Refrigerants aren't simple liquids that can be disposed of in a typical way. It is illegal to dispose of freon improperly. Only certified personnel will know what to do with it.
Is Recharging Your AC the Same As Adding Freon?
Recharging your AC and adding freon is the same thing. Ideally, you'll never have to recharge the air conditioner with more freon. However, in case of a leak, you will need to add more.
As mentioned, if you require multiple recharges, a professional should identify where the leak is occurring. From there, you will need to decide on recharging the AC with more freon or purchasing a new unit.
Can I Recharge Home AC Myself?
After seeing the cost of recharging freon, you might get the idea of saving money by doing the job yourself. Is it possible for an average person to refill an AC with refrigerant? As some suggest, it isn't advisable to do it by yourself.
Freon is a regulated gas that must be handled by a licensed professional. All activity with air conditioning freon must be recorded and reported to the EPA. This procedure allows them to track how it's being handled.
In the past, it was possible to do the project yourself. However, you will have to check with local laws to determine if this is still feasible.
Refrigerants are toxic chemicals that need heavy precautions to handle. If you don't know what you're doing, you could expose yourself to multiple health hazards.
Risks of Handling Refrigerant
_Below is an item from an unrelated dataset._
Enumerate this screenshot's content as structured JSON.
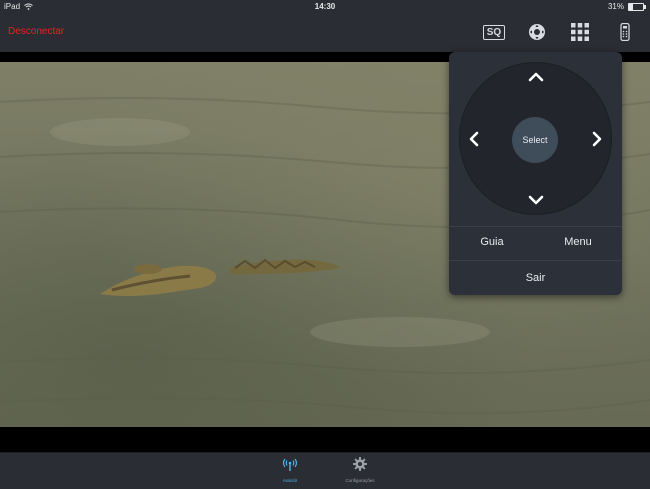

As some suggest, if you don't use the proper equipment, refrigerants like freon can cause severe irritation and frostbite with the area that it comes in contact with.
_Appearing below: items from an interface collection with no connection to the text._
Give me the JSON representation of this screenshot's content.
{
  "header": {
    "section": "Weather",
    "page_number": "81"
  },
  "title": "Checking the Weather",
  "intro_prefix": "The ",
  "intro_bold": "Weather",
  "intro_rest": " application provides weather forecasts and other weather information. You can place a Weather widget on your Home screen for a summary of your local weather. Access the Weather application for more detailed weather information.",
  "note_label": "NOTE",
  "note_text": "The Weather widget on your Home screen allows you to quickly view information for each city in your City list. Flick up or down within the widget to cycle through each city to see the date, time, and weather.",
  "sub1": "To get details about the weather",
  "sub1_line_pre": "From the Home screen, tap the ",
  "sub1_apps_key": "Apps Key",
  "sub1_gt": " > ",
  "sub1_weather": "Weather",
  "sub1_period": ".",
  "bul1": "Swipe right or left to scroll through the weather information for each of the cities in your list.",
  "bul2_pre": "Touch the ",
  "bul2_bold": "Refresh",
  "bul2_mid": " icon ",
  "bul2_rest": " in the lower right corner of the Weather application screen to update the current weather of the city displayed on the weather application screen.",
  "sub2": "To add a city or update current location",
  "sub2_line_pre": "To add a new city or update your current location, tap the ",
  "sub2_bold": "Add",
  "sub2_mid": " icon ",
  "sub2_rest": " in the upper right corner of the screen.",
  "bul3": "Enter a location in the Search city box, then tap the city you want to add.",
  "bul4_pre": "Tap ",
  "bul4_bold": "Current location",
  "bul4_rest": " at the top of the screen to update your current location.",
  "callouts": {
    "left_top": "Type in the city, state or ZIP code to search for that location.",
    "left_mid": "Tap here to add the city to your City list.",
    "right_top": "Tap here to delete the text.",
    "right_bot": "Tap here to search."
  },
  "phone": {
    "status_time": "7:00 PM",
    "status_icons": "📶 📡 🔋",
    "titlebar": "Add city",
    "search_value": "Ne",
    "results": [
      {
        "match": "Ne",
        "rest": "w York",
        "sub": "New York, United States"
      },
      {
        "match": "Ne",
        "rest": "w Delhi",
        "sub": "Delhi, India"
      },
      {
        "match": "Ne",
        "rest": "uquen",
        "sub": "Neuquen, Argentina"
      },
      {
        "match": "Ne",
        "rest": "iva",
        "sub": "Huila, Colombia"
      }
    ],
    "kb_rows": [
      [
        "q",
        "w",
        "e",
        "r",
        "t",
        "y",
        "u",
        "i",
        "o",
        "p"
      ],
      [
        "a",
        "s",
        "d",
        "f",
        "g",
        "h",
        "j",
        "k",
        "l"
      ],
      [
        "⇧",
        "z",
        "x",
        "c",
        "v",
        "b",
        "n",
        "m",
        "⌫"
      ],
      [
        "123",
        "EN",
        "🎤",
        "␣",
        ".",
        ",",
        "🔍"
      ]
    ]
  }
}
In other cases, you might also have symptoms of asphyxiation, increased pulse rate, and loss of coordination.
Regardless, it's best to leave the job for a licensed professional. Licensed technicians will know how to handle the refrigerant. In fact, it's a requirement for technicians to have the proper license to deal with them.
You might find online listings of freon. But, it might be illegal for you to purchase and use the refrigerant. In this case, consider the possibility of replacing the air conditioning unit.
As time passes, the standards for some appliances might change. As we discussed, older central air conditioning units use freon while others have moved on to better refrigerants.
With the details above, it's up to you to decide if you should recharge your existing unit or get a new one! We hope you found the information above helpful.
Before you go, do you have other air conditioning concerns? Is your AC freezing up? If you're wondering if you can pour hot water on it, you can find out more in our post here.
Does pouring hot water sound too extreme? You can also wait until it defrosts. If you're wondering how long this would take, you can find out more in our post here. Until next time!